Editor's note: With its latest Best Theatre win in 2007, Neptune was elevated to the Best of Halifax Hall of Fame. Two-thousand and seven was the most successful year in the 44-year history of Neptune Theatre in terms of bums-on-seats. More people took in a Neptune show than ever before. These days, with so many different ways we can spend our entertainment dollars, that's saying something.
Ron Ulrich came aboard the good ship Neptune in May of 2000, to a theatre company with an accumulated deficit of close to $3.8 million. "Paying down a debt load that size is enormous. The constraints in the early years were substantial," he says. Over the succeeding years, with some savvy programming and finding added sponsorship and support, they've been able to pay off virtually all of that debt. "Which is great," says Ulrich. "Better than great—it's wonderful."
The freedom gained from being out of the red means that, despite costs going up, the theatre has been able to try riskier works and strike up collaborations with other, younger theatre companies in town. Examples include working with 2b Theatre on shows such as last year's Soul Alone and more recently with Shahin Sayadi's OneLight Theatre, helping to create The Veil, the dramatic adaptation of Masoud Bahnoud's Iranian novel.

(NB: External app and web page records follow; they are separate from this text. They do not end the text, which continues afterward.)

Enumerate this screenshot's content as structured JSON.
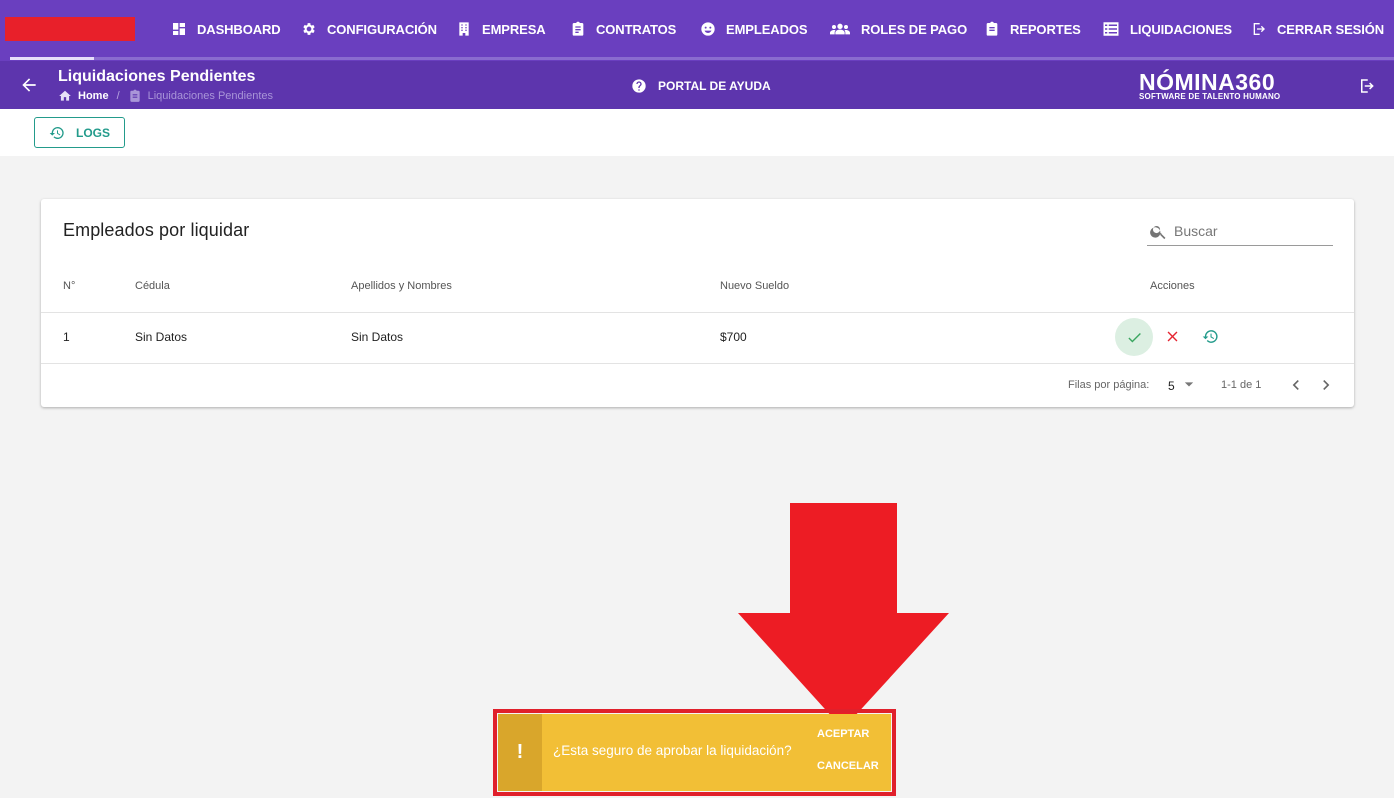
{
  "nav": {
    "items": [
      {
        "label": "DASHBOARD",
        "icon": "dashboard-icon"
      },
      {
        "label": "CONFIGURACIÓN",
        "icon": "gear-icon"
      },
      {
        "label": "EMPRESA",
        "icon": "building-icon"
      },
      {
        "label": "CONTRATOS",
        "icon": "clipboard-icon"
      },
      {
        "label": "EMPLEADOS",
        "icon": "user-circle-icon"
      },
      {
        "label": "ROLES DE PAGO",
        "icon": "users-icon"
      },
      {
        "label": "REPORTES",
        "icon": "report-icon"
      },
      {
        "label": "LIQUIDACIONES",
        "icon": "list-icon"
      },
      {
        "label": "CERRAR SESIÓN",
        "icon": "logout-icon"
      }
    ]
  },
  "header": {
    "title": "Liquidaciones Pendientes",
    "breadcrumb": {
      "home": "Home",
      "current": "Liquidaciones Pendientes"
    },
    "help_label": "PORTAL DE AYUDA",
    "brand": {
      "name": "NÓMINA360",
      "tagline": "SOFTWARE DE TALENTO HUMANO"
    }
  },
  "toolbar": {
    "logs_label": "LOGS"
  },
  "table": {
    "title": "Empleados por liquidar",
    "search_placeholder": "Buscar",
    "columns": [
      "N°",
      "Cédula",
      "Apellidos y Nombres",
      "Nuevo Sueldo",
      "Acciones"
    ],
    "rows": [
      {
        "n": "1",
        "cedula": "Sin Datos",
        "nombres": "Sin Datos",
        "sueldo": "$700"
      }
    ],
    "footer": {
      "rows_label": "Filas por página:",
      "rows_per_page": "5",
      "range": "1-1 de 1"
    }
  },
  "snackbar": {
    "icon": "!",
    "message": "¿Esta seguro de aprobar la liquidación?",
    "accept_label": "ACEPTAR",
    "cancel_label": "CANCELAR",
    "colors": {
      "background": "#f2bf36",
      "icon_background": "#d9a62b"
    }
  },
  "colors": {
    "nav": "#6a3fbf",
    "subheader": "#5d35ad",
    "accent": "#239b8b",
    "annotation": "#e0202b"
  }
}
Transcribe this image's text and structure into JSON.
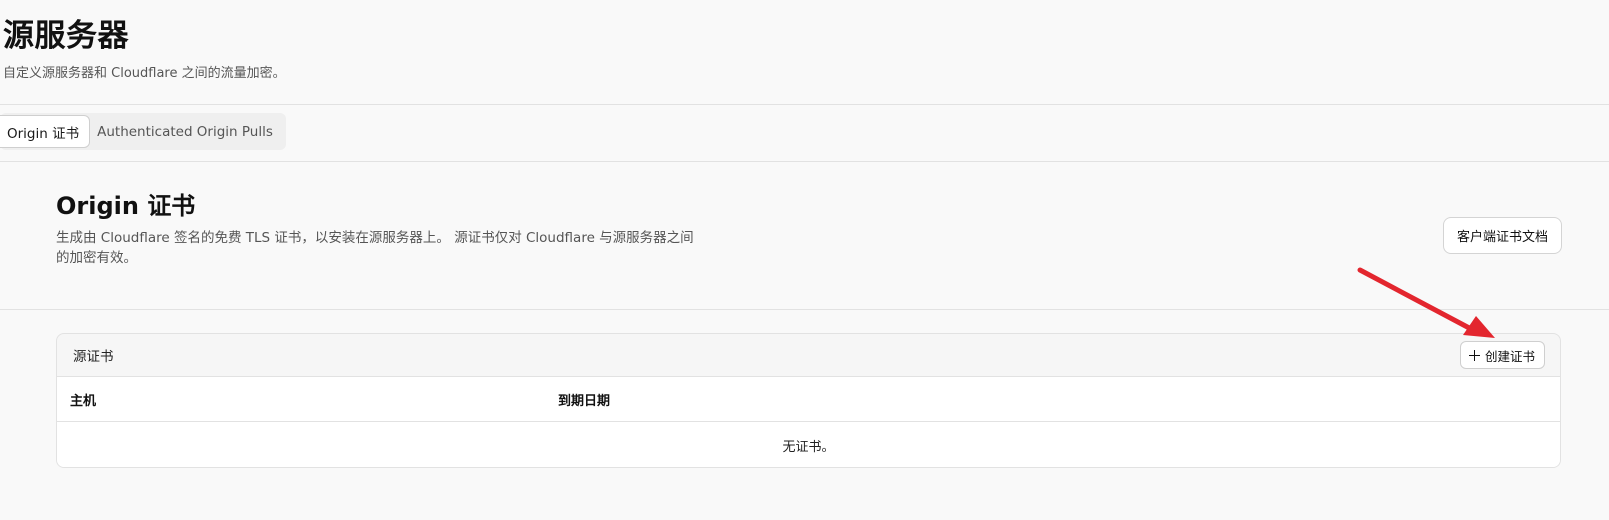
{
  "header": {
    "title": "源服务器",
    "subtitle": "自定义源服务器和 Cloudflare 之间的流量加密。"
  },
  "tabs": [
    {
      "label": "Origin 证书",
      "active": true
    },
    {
      "label": "Authenticated Origin Pulls",
      "active": false
    }
  ],
  "section": {
    "title": "Origin 证书",
    "description": "生成由 Cloudflare 签名的免费 TLS 证书，以安装在源服务器上。 源证书仅对 Cloudflare 与源服务器之间的加密有效。",
    "doc_button_label": "客户端证书文档"
  },
  "card": {
    "title": "源证书",
    "create_button_label": "创建证书",
    "create_button_icon": "plus-icon",
    "columns": [
      "主机",
      "到期日期"
    ],
    "empty_text": "无证书。"
  },
  "annotation": {
    "arrow_color": "#e3262e"
  }
}
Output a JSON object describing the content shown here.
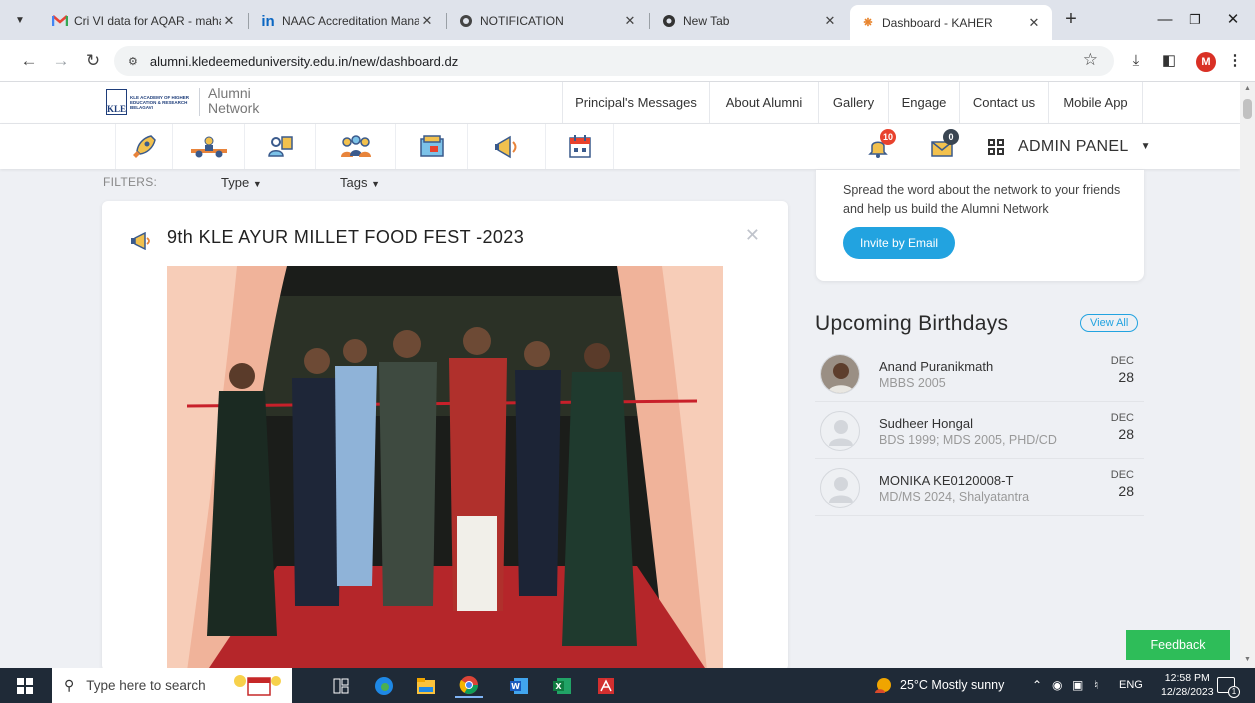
{
  "browser": {
    "tabs": [
      {
        "title": "Cri VI data for AQAR - maha",
        "icon": "gmail-icon"
      },
      {
        "title": "NAAC Accreditation Manage",
        "icon": "linkedin-icon"
      },
      {
        "title": "NOTIFICATION",
        "icon": "globe-icon"
      },
      {
        "title": "New Tab",
        "icon": "chrome-icon"
      },
      {
        "title": "Dashboard - KAHER",
        "icon": "site-icon",
        "active": true
      }
    ],
    "url": "alumni.kledeemeduniversity.edu.in/new/dashboard.dz",
    "profile_initial": "M"
  },
  "site": {
    "logo_text": "KLE ACADEMY OF HIGHER EDUCATION & RESEARCH BELAGAVI",
    "logo_mark": "KLE",
    "brand_line1": "Alumni",
    "brand_line2": "Network",
    "menu": [
      "Principal's Messages",
      "About Alumni",
      "Gallery",
      "Engage",
      "Contact us",
      "Mobile App"
    ],
    "notifications_count": "10",
    "messages_count": "0",
    "admin_panel_label": "ADMIN PANEL"
  },
  "filters": {
    "label": "FILTERS:",
    "type_label": "Type",
    "tags_label": "Tags"
  },
  "post": {
    "title": "9th KLE AYUR MILLET FOOD FEST -2023"
  },
  "invite": {
    "text": "Spread the word about the network to your friends and help us build the Alumni Network",
    "button_label": "Invite by Email"
  },
  "birthdays": {
    "title": "Upcoming Birthdays",
    "view_all_label": "View All",
    "items": [
      {
        "name": "Anand Puranikmath",
        "detail": "MBBS 2005",
        "month": "DEC",
        "day": "28"
      },
      {
        "name": "Sudheer Hongal",
        "detail": "BDS 1999; MDS 2005, PHD/CD",
        "month": "DEC",
        "day": "28"
      },
      {
        "name": "MONIKA KE0120008-T",
        "detail": "MD/MS 2024, Shalyatantra",
        "month": "DEC",
        "day": "28"
      }
    ]
  },
  "feedback_label": "Feedback",
  "taskbar": {
    "search_placeholder": "Type here to search",
    "weather": "25°C  Mostly sunny",
    "language": "ENG",
    "time": "12:58 PM",
    "date": "12/28/2023",
    "notification_count": "1"
  },
  "colors": {
    "accent": "#22a3e0",
    "feedback": "#2ebd59",
    "badge_red": "#e8422d",
    "taskbar": "#1f2a37"
  }
}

"For projects of that nature, paying off the debt has allowed us to expand a little bit to assist other companies working in the area," says Ulrich. "We were very lucky that Shahin was writing this new play based on an extraordinarily popular Iranian novel that no one in the English-speaking world, unless you read Farsi, would have ever heard about. And, at the same time, we worked with Mermaid Theatre because it's involved as well. You couldn't wish for anything better."
And the collaborations don't stop there: Ulrich says that in 2008, Neptune will be working with Tarragon Theatre in Toronto on something called "The South African Project," including South African thespians. It's a show being put together right now, to be workshopped in January. "If that gets ready we can bring it in next season as well. It's a chance to explore cultural values that we don't normally see. It's what we do in the studio anyway," says Ulrich.
He credits audiences in Halifax with the intelligence and perception to appreciate new things, so he can indulge his artistic and creative talents. "It means I can do projects such as The Vertical Hour, Frozen and The Syringa Tree that you can't do in certain other theatres in this country because the audience isn't ready for them," he says. "The ability to do projects like that and mix them in with much more popular projects like Beauty and the Beast or Oliver is really kind of neat."
Over the years, it's been the audience's interest in all kinds of material that has impressed Ulrich and he has strived to give them what they want. "We've been able to check out what our audience would accept...I mean, there's no point in doing something if nobody is going to come and see it. The only reason we present theatre is to excite people, to get people involved, to get the community involved.
"Lets use the example of Copenhagen. I mean, who the hell wants to go and see a play that's talking for two-and-a-half hours about the atomic bomb? Well, the theatre was full, man! It was awesome!"